SONOMA COUNTY: Memorial Beats Out Sutter for Trauma Designation

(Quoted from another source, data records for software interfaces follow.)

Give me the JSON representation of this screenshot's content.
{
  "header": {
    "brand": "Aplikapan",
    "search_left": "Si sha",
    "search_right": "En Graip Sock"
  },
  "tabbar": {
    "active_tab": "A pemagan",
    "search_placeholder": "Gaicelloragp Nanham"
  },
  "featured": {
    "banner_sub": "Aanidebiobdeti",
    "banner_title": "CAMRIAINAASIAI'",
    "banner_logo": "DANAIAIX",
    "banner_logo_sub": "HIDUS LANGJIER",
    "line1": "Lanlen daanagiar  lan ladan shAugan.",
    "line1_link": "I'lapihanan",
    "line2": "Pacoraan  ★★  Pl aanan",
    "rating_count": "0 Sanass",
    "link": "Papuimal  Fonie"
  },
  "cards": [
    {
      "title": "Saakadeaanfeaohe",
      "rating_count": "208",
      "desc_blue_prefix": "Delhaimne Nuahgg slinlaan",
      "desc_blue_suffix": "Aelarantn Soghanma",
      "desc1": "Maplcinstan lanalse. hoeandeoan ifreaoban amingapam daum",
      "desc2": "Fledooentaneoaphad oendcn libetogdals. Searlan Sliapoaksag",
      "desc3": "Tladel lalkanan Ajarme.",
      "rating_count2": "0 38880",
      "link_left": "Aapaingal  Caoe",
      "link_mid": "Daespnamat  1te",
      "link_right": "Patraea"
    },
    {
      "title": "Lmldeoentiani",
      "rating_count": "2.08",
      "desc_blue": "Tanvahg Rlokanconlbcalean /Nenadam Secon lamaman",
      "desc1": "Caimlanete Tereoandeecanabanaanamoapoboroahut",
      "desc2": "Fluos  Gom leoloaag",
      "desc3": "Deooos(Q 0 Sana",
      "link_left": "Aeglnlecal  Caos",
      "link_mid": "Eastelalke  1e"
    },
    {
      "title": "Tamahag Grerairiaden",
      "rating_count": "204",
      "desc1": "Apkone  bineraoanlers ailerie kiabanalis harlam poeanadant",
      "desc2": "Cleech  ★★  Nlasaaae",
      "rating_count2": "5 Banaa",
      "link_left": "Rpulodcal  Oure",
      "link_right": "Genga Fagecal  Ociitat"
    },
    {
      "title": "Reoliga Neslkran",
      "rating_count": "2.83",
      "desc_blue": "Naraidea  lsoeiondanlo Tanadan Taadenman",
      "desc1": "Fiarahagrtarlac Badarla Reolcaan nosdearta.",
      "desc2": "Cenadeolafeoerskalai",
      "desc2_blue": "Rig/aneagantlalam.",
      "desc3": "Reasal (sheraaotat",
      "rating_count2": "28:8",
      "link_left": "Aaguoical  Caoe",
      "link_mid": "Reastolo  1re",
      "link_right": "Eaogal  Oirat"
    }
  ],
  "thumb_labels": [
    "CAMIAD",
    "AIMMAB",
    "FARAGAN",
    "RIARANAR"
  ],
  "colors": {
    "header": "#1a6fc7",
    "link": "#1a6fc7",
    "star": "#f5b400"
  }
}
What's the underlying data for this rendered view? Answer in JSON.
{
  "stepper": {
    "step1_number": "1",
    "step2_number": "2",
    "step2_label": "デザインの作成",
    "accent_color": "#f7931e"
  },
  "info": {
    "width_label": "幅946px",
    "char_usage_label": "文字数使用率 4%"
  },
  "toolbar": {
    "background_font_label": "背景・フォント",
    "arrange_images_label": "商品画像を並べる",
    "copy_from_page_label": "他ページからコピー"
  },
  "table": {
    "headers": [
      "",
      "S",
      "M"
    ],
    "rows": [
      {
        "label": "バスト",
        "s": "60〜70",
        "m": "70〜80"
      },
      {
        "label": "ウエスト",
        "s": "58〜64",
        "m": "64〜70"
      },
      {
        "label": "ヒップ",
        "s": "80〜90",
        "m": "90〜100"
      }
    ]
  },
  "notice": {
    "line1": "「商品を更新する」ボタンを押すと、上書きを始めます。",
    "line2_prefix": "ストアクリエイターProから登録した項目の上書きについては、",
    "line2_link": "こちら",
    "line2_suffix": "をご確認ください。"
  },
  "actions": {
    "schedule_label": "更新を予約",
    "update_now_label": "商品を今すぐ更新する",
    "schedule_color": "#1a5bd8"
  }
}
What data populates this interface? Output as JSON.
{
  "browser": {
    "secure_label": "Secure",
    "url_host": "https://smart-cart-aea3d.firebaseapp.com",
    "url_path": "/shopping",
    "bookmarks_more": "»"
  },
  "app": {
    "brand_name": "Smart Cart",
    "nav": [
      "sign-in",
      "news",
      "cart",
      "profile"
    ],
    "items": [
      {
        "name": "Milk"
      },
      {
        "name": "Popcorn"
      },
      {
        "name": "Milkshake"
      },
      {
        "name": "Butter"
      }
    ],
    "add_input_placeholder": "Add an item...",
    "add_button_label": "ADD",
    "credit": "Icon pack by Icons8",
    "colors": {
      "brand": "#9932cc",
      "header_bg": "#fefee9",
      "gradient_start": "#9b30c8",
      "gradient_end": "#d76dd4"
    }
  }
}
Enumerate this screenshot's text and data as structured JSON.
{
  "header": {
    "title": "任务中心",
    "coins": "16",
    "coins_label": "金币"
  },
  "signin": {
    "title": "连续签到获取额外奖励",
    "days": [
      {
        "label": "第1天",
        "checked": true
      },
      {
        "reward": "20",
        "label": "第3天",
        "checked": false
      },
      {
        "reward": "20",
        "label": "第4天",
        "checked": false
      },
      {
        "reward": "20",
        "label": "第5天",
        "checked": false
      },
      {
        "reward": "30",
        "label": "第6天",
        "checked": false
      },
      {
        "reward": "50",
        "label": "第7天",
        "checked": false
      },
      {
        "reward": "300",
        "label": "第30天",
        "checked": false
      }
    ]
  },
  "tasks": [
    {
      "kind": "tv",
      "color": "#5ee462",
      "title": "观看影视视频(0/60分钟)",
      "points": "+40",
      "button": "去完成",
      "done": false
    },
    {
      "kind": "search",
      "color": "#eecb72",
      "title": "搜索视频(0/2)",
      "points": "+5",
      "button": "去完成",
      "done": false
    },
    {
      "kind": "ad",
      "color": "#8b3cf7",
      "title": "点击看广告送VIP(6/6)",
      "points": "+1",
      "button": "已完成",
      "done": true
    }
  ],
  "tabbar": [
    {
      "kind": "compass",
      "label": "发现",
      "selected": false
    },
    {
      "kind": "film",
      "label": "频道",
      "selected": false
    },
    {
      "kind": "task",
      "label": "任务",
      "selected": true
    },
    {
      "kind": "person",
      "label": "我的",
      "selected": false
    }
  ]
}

Ending the longstanding feud over trauma designation, Santa Rosa Memorial Hospital beat out Sutter Medical Center "primarily because a medical review team had found it better than Sutter in several departments that are key to treating patients with critical injuries," the Santa Rosa Press-Democrat reports. Sonoma County Medical Services Director Mark Kostielney said, "We are fortunate to have two fine medical institutions, but in the end I have to decide which hospital is currently better able to meet the standards of a Level II trauma center." Citing Memorial's better trauma services, operating rooms and facilities for receiving helicopter and ambulance patients, he added, "There is a clear distinction between the two hospitals as to how far they have progressed in their trauma services. Given the balance, I have to go with Memorial." Kostielney's decision must pass a public hearing, scheduled for March 23, but once official, Memorial will begin treating the area's most critical patients. Memorial staff were delighted by the decision. "Everybody was thrilled, but everybody realizes that this is probably just the beginning of a long road toward providing top notch trauma care," Memorial trauma services director Jim Adams said. Memorial COO Nancy Steiger said that "snagging the trauma center was important for the financial health" of Memorial's parent company. Noting the win gives the facility "high visibility that will attract" specialists, rehabilitation programs and students, she added, "There is a status that comes with working around a trauma center. With our pediatric care, our cancer program, our cardiology program, it is a very important piece." Sutter Medical CEO Cliff Coates said that the institution is "pleased the trauma decision has come to a conclusion," adding that it still plans to move forward in building a new hospital and will review the documents surrounding Kostielney's choice.
John Baxter, CEO of Health Plan of the Redwoods, predicted lower hospitalization costs with the new designation because specialists and equipment will be in one location. He said, "Our members will benefit by designation of a single site because it avoids having duplication at two hospitals. I think the whole community has been eager to get the benefits of a trauma center because the bottom line is that it will save lives" (Rose, 3/9). Not everyone in the community is so happy. Memorial opponents worry that the designation may allow the winning hospital to "corner the medical care market in the region and threaten the financial well-being of other Sonoma County hospitals." Paul Klopper, who lives near Memorial, opposed the decision, saying, "It's all about money. A designated trauma center gets 100% of the insurance money." Memorial neighbor Russ Kelly cited another concern. Like Sutter Medical, Memorial Hospital rests near the Healdsburg-Rodgers Creek fault. Kelly said seismologists have warned the area has a "70% chance of having a 7.1 earthquake within the next 30 years," adding, "I think they'll be sorry they put a trauma center on the fault zone." He downplayed worries about noise from medical helicopters flying in, saying, "Memorial is cooperating with the neighborhood as much as possible, and I give them credit for that." But area resident Calvin Simons disagreed. "Most [other] major cities ... don't have medical facilities that take helicopters in the middle of a residential neighborhood. The whole process was faulty. It was not democratic" (Norberg, Santa Rosa Press-Democrat, 3/9).